AMD and Intel have been extremely active on the desktop processor front through 2007, introducing both price drops and new products, and as a result, have totally transformed the market. Ultra high priced desktop processors are quickly turning into the dinosaurs of the market, as both companies trim the fat and offer powerful CPUs for a fraction of their introductory price. Product releases have also followed this pattern, and any new processors from AMD and Intel seem to have accepted this new market reality, and slipped into the existing price structure.
This type of intense price and product competition has yielded significant benefits to consumers, and the type of price-performance ratios you can receive today simply dwarfs anything in the past. AMD has been at the forefront of the price drop trend, and other than the new Athlon 64 X2 6400+, none of their desktop processor line is priced over $200. One real bright spot is the Athlon 64 X2 5600+, which not only offers top of the line mainstream performance, but has lower power and thermal specs, on par with the Athlon 64 X2 5000+ to 5400+ range.
The processor's basic specs remain intact, and the Athlon 64 X2 5600+ is simply a 2.8 GHz version of the 90nm Windsor core. This translates into 64K of L1 instruction and 64K of L1 data cache per core, for a total of 256KB of L1 cache, and an L2 configuration of 1MB of L2 data cache per core, or a total of 2MB of L2 cache. AMD still hasn't made the transition to 65nm for its higher-speed models, so the Athlon 64 X2 5600+ remains a 90nm part, but it does offer a lower power envelope compared to the Athlon 64 X2 6000+. This is also a Socket AM2 part, and features an integrated dual-channel memory controller that supports up to DDR2-800 speeds and a theoretical memory bandwidth of 12.8 GB/second.
The Athlon 64 X2 5600+ includes support for AMD64, HyperTransport, Enhanced Virus Protection, and AMD Virtualization technology, while many of its power and thermal specifications sit a level lower than the Athlon 64 X2 6000+ and 6400+. The Athlon 64 X2 5600+ offers a core voltage of 1.3V-1.35V, a thermal power rating of only 89W, a processor current of 65 A, and a transistor count of 227.4 million. This processor represents the highest clocked version of this mid-level power design, and once you move to the Athlon 64 X2 6000+ or higher, this jumps to a TDP of 125W and a 90.5 A processor current. The Athlon 64 X2 5600+ also supports AMD Cool'n'Quiet, and offers max power-saving specifications of 1.1V core voltage, 23.8 A current, 29.2W thermal power, and a 1.0 GHz ramped-down clock speed.

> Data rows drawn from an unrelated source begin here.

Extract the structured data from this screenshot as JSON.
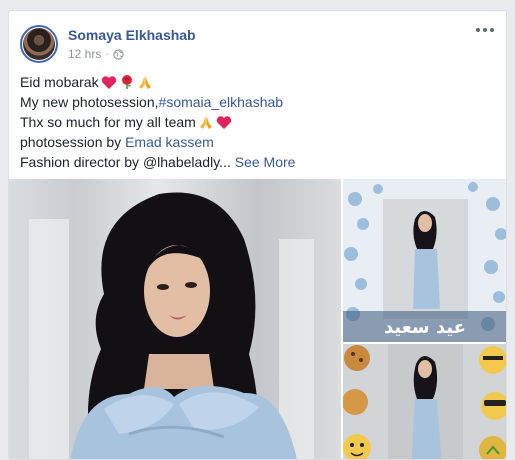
{
  "post": {
    "author": "Somaya Elkhashab",
    "time": "12 hrs",
    "lines": [
      "Eid mobarak",
      "My new photosession,",
      "Thx so much for my all team",
      "photosession by ",
      "Fashion director by @lhabeladly..."
    ],
    "hashtag": "#somaia_elkhashab",
    "photographer": "Emad kassem",
    "see_more": "See More",
    "overlay_text": "عيد سعيد"
  },
  "icons": {
    "privacy": "globe-icon",
    "menu": "more-options-icon",
    "emojis_line1": [
      "heart-icon",
      "rose-icon",
      "folded-hands-icon"
    ],
    "emojis_line3": [
      "folded-hands-icon",
      "heart-icon"
    ]
  },
  "colors": {
    "name": "#385898",
    "link": "#385898",
    "text": "#1d2129",
    "meta": "#90949c",
    "dress": "#a8c3de"
  }
}
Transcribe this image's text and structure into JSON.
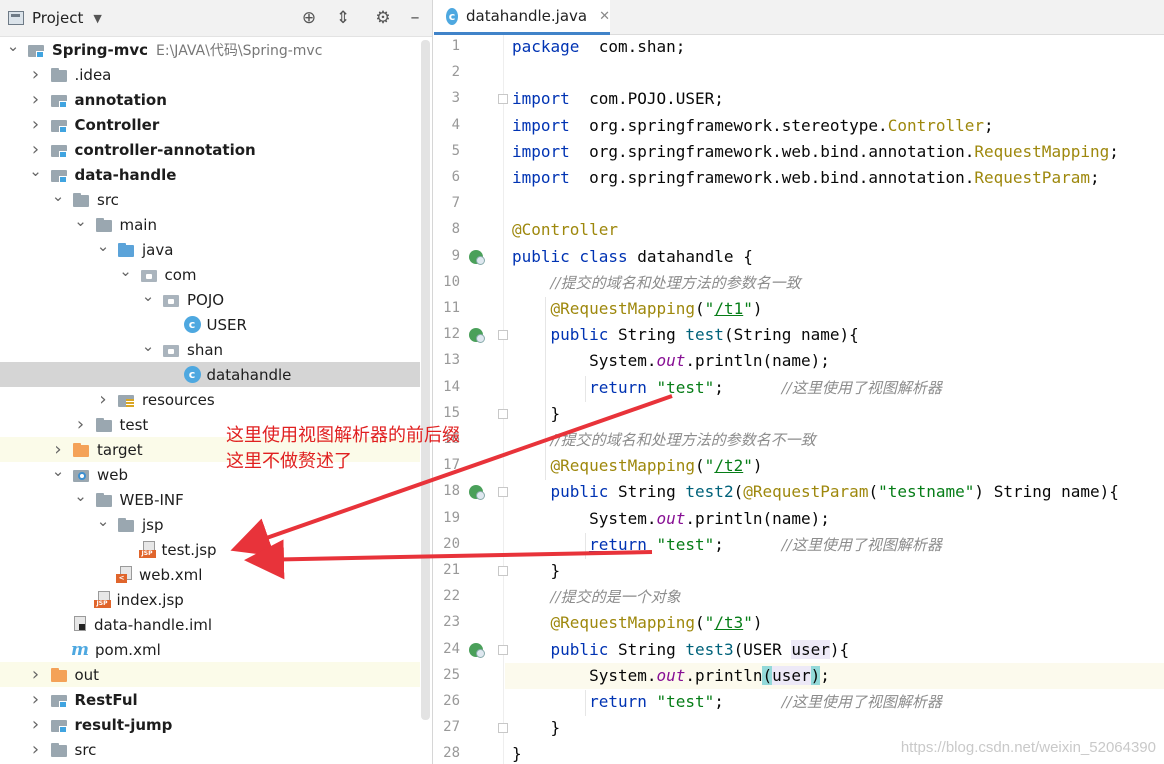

One major benefit of the Athlon 64 X2 5600+ is its "even" 14x clock generator and the ability to run at pure DDR2-800 speeds with 12.8 GB/s of memory bandwidth. This translates into a slightly higher memory speed and bandwidth compared to a processor with an "uneven" multiplier like the Athlon 64 X2 6000+, which runs at only 746 MHz and sports 11.9 GB/s of memory bandwidth. Even worse are the processors with fractional multipliers, like the 65nm Athlon 64 X2 4800+ (12.5x), which runs at only 714 MHz DDR and supplies just 11.4 GB/s of memory bandwidth. These may seem like small differences to some, but many enthusiasts seek out a true DDR2-800 Athlon 64 X2 processor in order to get the highest memory performance.